Earlier this month a leaked government report suggested there are nearly 700,000 infections in Lahore. Official testing drives put that numbers at a mere 31,000.

Doctors at several main hospitals in the historic eastern city said they were running out of beds, ventilators and other vital equipment.

"As the cases increase, more healthcare workers are also falling victim to the virus," said Farooq Sahil, a doctor at Services Hospital Lahore.

Khizer Hayat, chairman of the Young Doctors Association of Punjab, said facilities across the province needed help.

"Hospitals are running out of beds; there aren't enough ventilators given to us," he told AFP.

In the southern port city of Karachi, health centres are turning away the sick, with a large sign near the entrance of the Indus hospital, a massive tertiary facility, stating there was no room for coronavirus patients.

Another official at the city’s Civil Hospital also said the facility was at full occupancy, adding 1 in every three tests was positive in Karachi.

Cultural norms impact approach to healthcare

Khyber Pakhtunkhwa (KP) province has the highest Covid-19 death rate in the country but lags behind Punjab and Sindh in infections.

At 3.82 percent, KP's Covid-19 mortality rate is almost double the country’s average rate of 1.92 percent. 

Health officials in protective gear take a sample from a man at a screening and testing facility for Covid-19 in Peshawar, Pakistan, Wednesday, June 3, 2020.
Health officials in protective gear take a sample from a man at a screening and testing facility for Covid-19 in Peshawar, Pakistan, Wednesday, June 3, 2020. (AP)

KP's fatalities cannot be blamed on a stretched health system as hospitals in the province are well below full capacity.

Hospitals there remain below 70 percent occupancy, with less than 50 percent of available ventilators in use, according to Dr Iftikharuddin of KP's health department.

There are several reasons contributing to KP's high death rate in the province, Iftikharrudin explained, including a higher sensitivity in recording deaths but not in registering cases.

People with mild virus symptoms or no symptoms were not being tested, he said, suggesting a higher infection rate than being recorded.

Fears of isolation also contributed to people staying away even if they were sick.

Family members report taking patients to the hospital by force when their condition deteriorates, and for many it is already too late. 

Elaborating on the community’s hesitance to approach hospitals, Peshawar-based journalist Umer Farooq said many people steered clear of testing or a clinical diagnosis because they were fearful of dying alone.
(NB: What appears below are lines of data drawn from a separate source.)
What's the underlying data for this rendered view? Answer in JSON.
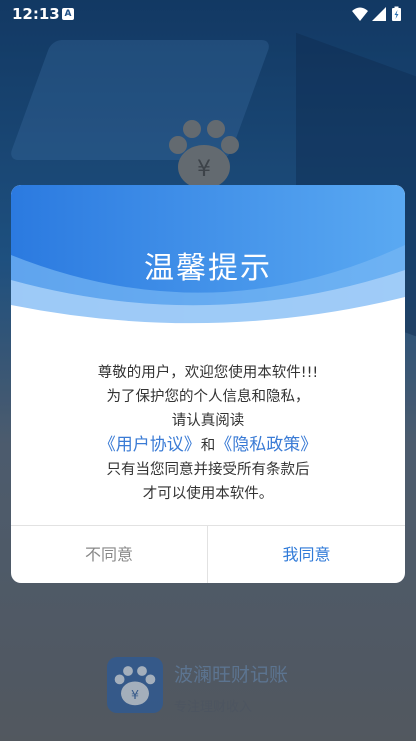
{
  "status_bar": {
    "time": "12:13",
    "notification_badge": "A",
    "icons": [
      "wifi-icon",
      "signal-icon",
      "battery-charging-icon"
    ]
  },
  "dialog": {
    "title": "温馨提示",
    "lines": [
      "尊敬的用户，欢迎您使用本软件!!!",
      "为了保护您的个人信息和隐私，",
      "请认真阅读"
    ],
    "user_agreement_link": "《用户协议》",
    "and_text": "和",
    "privacy_policy_link": "《隐私政策》",
    "line_after_1": "只有当您同意并接受所有条款后",
    "line_after_2": "才可以使用本软件。",
    "disagree_label": "不同意",
    "agree_label": "我同意"
  },
  "brand": {
    "name": "波澜旺财记账",
    "slogan": "专注理财收入"
  },
  "colors": {
    "header_blue": "#3d8de8",
    "link_blue": "#3a7bd5",
    "agree_blue": "#2f7ad8",
    "disagree_gray": "#888888"
  }
}
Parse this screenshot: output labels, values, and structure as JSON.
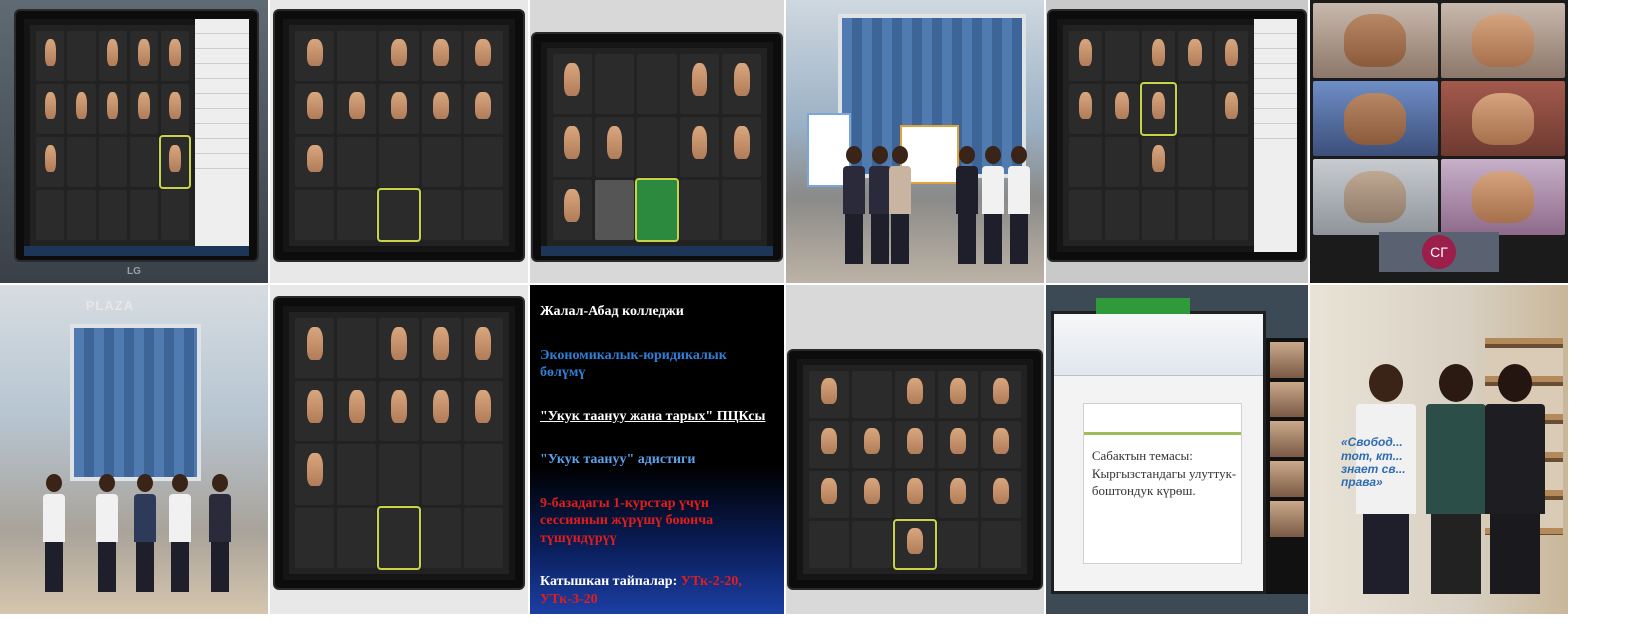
{
  "collage": {
    "tiles": [
      {
        "name": "zoom-meeting-monitor-1"
      },
      {
        "name": "zoom-meeting-monitor-2"
      },
      {
        "name": "zoom-meeting-monitor-3"
      },
      {
        "name": "outdoor-group-posters"
      },
      {
        "name": "zoom-meeting-monitor-4"
      },
      {
        "name": "video-call-grid"
      },
      {
        "name": "outdoor-plaza-group"
      },
      {
        "name": "zoom-meeting-monitor-5"
      },
      {
        "name": "presentation-slide"
      },
      {
        "name": "zoom-meeting-monitor-6"
      },
      {
        "name": "powerpoint-lesson-screen"
      },
      {
        "name": "indoor-three-people"
      }
    ]
  },
  "monitor_brand": "LG",
  "outdoor_plaza_sign": "PLAZA",
  "video_grid_badge": "СГ",
  "slide": {
    "line1": "Жалал-Абад колледжи",
    "line2": "Экономикалык-юридикалык бөлүмү",
    "line3": "\"Укук таануу жана тарых\" ПЦКсы",
    "line4": "\"Укук таануу\" адистиги",
    "line5": "9-базадагы 1-курстар үчүн сессиянын жүрүшү боюнча түшүндүрүү",
    "line6_prefix": "Катышкан тайпалар: ",
    "line6_groups": "УТк-2-20, УТк-3-20"
  },
  "lesson_slide": {
    "text": "Сабактын темасы: Кыргызстандагы улуттук-боштондук күрөш."
  },
  "shirt_text": "«Свобод... тот, кт... знает св... права»"
}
Funerals held under virus guidelines were against the culture and traditions of the people of KP, he said.

“People prefer to die in their own beds rather than one in a hospital, they prefer to be surrounded by their loved ones instead of medical staff. They want their funerals to be attended by a large number of people," Farooq said.

So they fear that if they visit a hospital and are tested then they were entered into the system the situation no longer remains in their own control.”

Iftikharuddin was confident the province's outbreak would peak and decline fast. Given KP's mean age is 22 years, he  the community would be quick to achieve herd immunity as well.

Source: TRTWorld and agencies